> _Task objective_
Find all the lines in the entries below that hold the word "https" and copy them.

[Source records]
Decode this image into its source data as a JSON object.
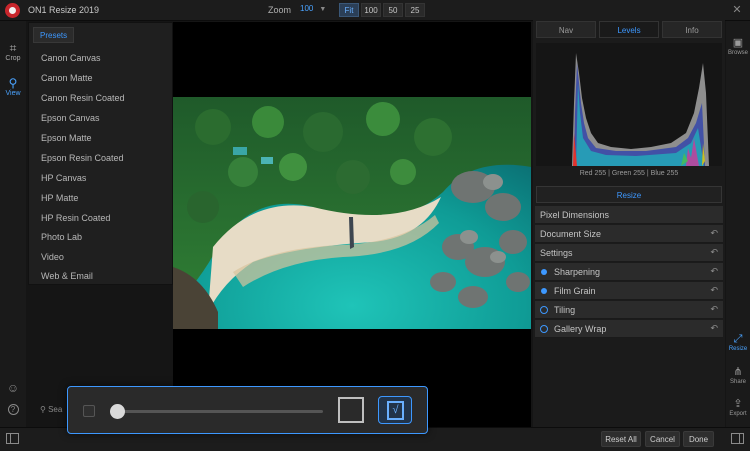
{
  "window": {
    "title": "ON1 Resize 2019"
  },
  "zoom": {
    "label": "Zoom",
    "value": "100",
    "options": [
      "Fit",
      "100",
      "50",
      "25"
    ],
    "active_option": "Fit"
  },
  "left_tools": {
    "crop": "Crop",
    "view": "View"
  },
  "presets": {
    "header": "Presets",
    "items": [
      "Canon Canvas",
      "Canon Matte",
      "Canon Resin Coated",
      "Epson Canvas",
      "Epson Matte",
      "Epson Resin Coated",
      "HP Canvas",
      "HP Matte",
      "HP Resin Coated",
      "Photo Lab",
      "Video",
      "Web & Email"
    ]
  },
  "search": {
    "placeholder": "Sea"
  },
  "right_tabs": [
    "Nav",
    "Levels",
    "Info"
  ],
  "active_tab": "Levels",
  "histogram": {
    "readout": "Red 255 | Green 255 | Blue 255"
  },
  "resize_button": "Resize",
  "sections": [
    {
      "label": "Pixel Dimensions",
      "marker": "none",
      "reset": false
    },
    {
      "label": "Document Size",
      "marker": "none",
      "reset": true
    },
    {
      "label": "Settings",
      "marker": "none",
      "reset": true
    },
    {
      "label": "Sharpening",
      "marker": "dot",
      "reset": true
    },
    {
      "label": "Film Grain",
      "marker": "dot",
      "reset": true
    },
    {
      "label": "Tiling",
      "marker": "ring",
      "reset": true
    },
    {
      "label": "Gallery Wrap",
      "marker": "ring",
      "reset": true
    }
  ],
  "far_right": {
    "browse": "Browse",
    "resize": "Resize",
    "share": "Share",
    "export": "Export"
  },
  "bottom": {
    "reset_all": "Reset All",
    "cancel": "Cancel",
    "done": "Done"
  },
  "overlay_slider": {
    "value_fraction": 0.0
  },
  "colors": {
    "accent": "#3d98ff",
    "logo": "#c8262c"
  }
}
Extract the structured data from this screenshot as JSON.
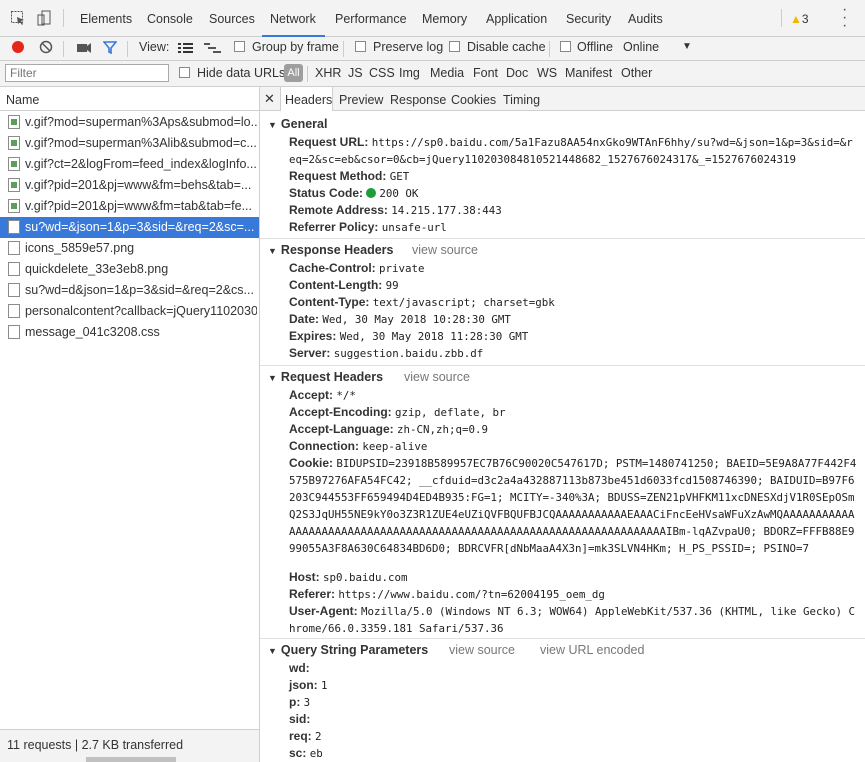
{
  "tabs": [
    "Elements",
    "Console",
    "Sources",
    "Network",
    "Performance",
    "Memory",
    "Application",
    "Security",
    "Audits"
  ],
  "active_tab": "Network",
  "warning_count": "3",
  "toolbar": {
    "view_label": "View:",
    "group_by_frame": "Group by frame",
    "preserve_log": "Preserve log",
    "disable_cache": "Disable cache",
    "offline": "Offline",
    "throttle": "Online"
  },
  "filter": {
    "placeholder": "Filter",
    "hide_data_urls": "Hide data URLs",
    "types": [
      "All",
      "XHR",
      "JS",
      "CSS",
      "Img",
      "Media",
      "Font",
      "Doc",
      "WS",
      "Manifest",
      "Other"
    ]
  },
  "colors": {
    "accent": "#3879d9",
    "status_green": "#1e9e3a",
    "warning": "#f4b400"
  },
  "requests": {
    "header": "Name",
    "items": [
      {
        "name": "v.gif?mod=superman%3Aps&submod=lo...",
        "icon": "image-file-icon"
      },
      {
        "name": "v.gif?mod=superman%3Alib&submod=c...",
        "icon": "image-file-icon"
      },
      {
        "name": "v.gif?ct=2&logFrom=feed_index&logInfo...",
        "icon": "image-file-icon"
      },
      {
        "name": "v.gif?pid=201&pj=www&fm=behs&tab=...",
        "icon": "image-file-icon"
      },
      {
        "name": "v.gif?pid=201&pj=www&fm=tab&tab=fe...",
        "icon": "image-file-icon"
      },
      {
        "name": "su?wd=&json=1&p=3&sid=&req=2&sc=...",
        "icon": "document-icon",
        "selected": true
      },
      {
        "name": "icons_5859e57.png",
        "icon": "document-icon"
      },
      {
        "name": "quickdelete_33e3eb8.png",
        "icon": "document-icon"
      },
      {
        "name": "su?wd=d&json=1&p=3&sid=&req=2&cs...",
        "icon": "document-icon"
      },
      {
        "name": "personalcontent?callback=jQuery1102030...",
        "icon": "document-icon"
      },
      {
        "name": "message_041c3208.css",
        "icon": "document-icon"
      }
    ],
    "summary": "11 requests  |  2.7 KB transferred"
  },
  "detail": {
    "tabs": [
      "Headers",
      "Preview",
      "Response",
      "Cookies",
      "Timing"
    ],
    "active_tab": "Headers",
    "general": {
      "title": "General",
      "request_url_k": "Request URL:",
      "request_url_v": "https://sp0.baidu.com/5a1Fazu8AA54nxGko9WTAnF6hhy/su?wd=&json=1&p=3&sid=&req=2&sc=eb&csor=0&cb=jQuery110203084810521448682_1527676024317&_=1527676024319",
      "method_k": "Request Method:",
      "method_v": "GET",
      "status_k": "Status Code:",
      "status_v": "200 OK",
      "remote_k": "Remote Address:",
      "remote_v": "14.215.177.38:443",
      "referrer_k": "Referrer Policy:",
      "referrer_v": "unsafe-url"
    },
    "response_headers": {
      "title": "Response Headers",
      "view_source": "view source",
      "items": [
        {
          "k": "Cache-Control:",
          "v": "private"
        },
        {
          "k": "Content-Length:",
          "v": "99"
        },
        {
          "k": "Content-Type:",
          "v": "text/javascript; charset=gbk"
        },
        {
          "k": "Date:",
          "v": "Wed, 30 May 2018 10:28:30 GMT"
        },
        {
          "k": "Expires:",
          "v": "Wed, 30 May 2018 11:28:30 GMT"
        },
        {
          "k": "Server:",
          "v": "suggestion.baidu.zbb.df"
        }
      ]
    },
    "request_headers": {
      "title": "Request Headers",
      "view_source": "view source",
      "accept_k": "Accept:",
      "accept_v": "*/*",
      "enc_k": "Accept-Encoding:",
      "enc_v": "gzip, deflate, br",
      "lang_k": "Accept-Language:",
      "lang_v": "zh-CN,zh;q=0.9",
      "conn_k": "Connection:",
      "conn_v": "keep-alive",
      "cookie_k": "Cookie:",
      "cookie_v": "BIDUPSID=23918B589957EC7B76C90020C547617D; PSTM=1480741250; BAEID=5E9A8A77F442F4575B97276AFA54FC42; __cfduid=d3c2a4a432887113b873be451d6033fcd1508746390; BAIDUID=B97F6203C944553FF659494D4ED4B935:FG=1; MCITY=-340%3A; BDUSS=ZEN21pVHFKM11xcDNESXdjV1R0SEpOSmQ2S3JqUH55NE9kY0o3Z3R1ZUE4eUZiQVFBQUFBJCQAAAAAAAAAAAEAAACiFncEeHVsaWFuXzAwMQAAAAAAAAAAAAAAAAAAAAAAAAAAAAAAAAAAAAAAAAAAAAAAAAAAAAAAAAAAAAAAAAAAAAAIBm-lqAZvpaU0; BDORZ=FFFB88E999055A3F8A630C64834BD6D0; BDRCVFR[dNbMaaA4X3n]=mk3SLVN4HKm; H_PS_PSSID=; PSINO=7",
      "host_k": "Host:",
      "host_v": "sp0.baidu.com",
      "ref_k": "Referer:",
      "ref_v": "https://www.baidu.com/?tn=62004195_oem_dg",
      "ua_k": "User-Agent:",
      "ua_v": "Mozilla/5.0 (Windows NT 6.3; WOW64) AppleWebKit/537.36 (KHTML, like Gecko) Chrome/66.0.3359.181 Safari/537.36"
    },
    "query_string": {
      "title": "Query String Parameters",
      "view_source": "view source",
      "view_url_encoded": "view URL encoded",
      "items": [
        {
          "k": "wd:",
          "v": ""
        },
        {
          "k": "json:",
          "v": "1"
        },
        {
          "k": "p:",
          "v": "3"
        },
        {
          "k": "sid:",
          "v": ""
        },
        {
          "k": "req:",
          "v": "2"
        },
        {
          "k": "sc:",
          "v": "eb"
        }
      ]
    }
  }
}
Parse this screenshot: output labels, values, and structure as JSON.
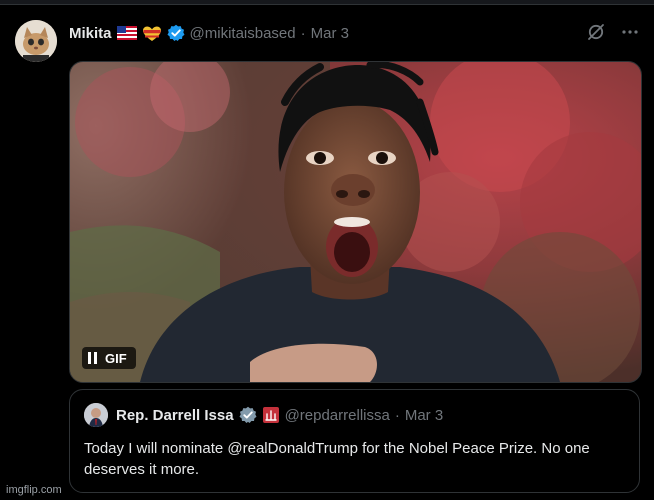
{
  "tweet": {
    "author_name": "Mikita",
    "flags": [
      "us-flag-icon",
      "heart-flag-icon"
    ],
    "handle": "@mikitaisbased",
    "separator": "·",
    "date": "Mar 3"
  },
  "media": {
    "type": "gif",
    "badge_label": "GIF",
    "state": "playing"
  },
  "quoted_tweet": {
    "author_name": "Rep. Darrell Issa",
    "handle": "@repdarrellissa",
    "separator": "·",
    "date": "Mar 3",
    "text": "Today I will nominate @realDonaldTrump for the Nobel Peace Prize. No one deserves it more."
  },
  "watermark": "imgflip.com",
  "colors": {
    "background": "#000000",
    "text": "#e7e9ea",
    "muted": "#71767b",
    "border": "#2f3336",
    "verified_blue": "#1d9bf0",
    "verified_gray": "#829aab"
  }
}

> _Solution for this problem_
      "request_url_v": "https://sp0.baidu.com/5a1Fazu8AA54nxGko9WTAnF6hhy/su?wd=&json=1&p=3&sid=&req=2&sc=eb&csor=0&cb=jQuery110203084810521448682_1527676024317&_=1527676024319",
      "ref_v": "https://www.baidu.com/?tn=62004195_oem_dg",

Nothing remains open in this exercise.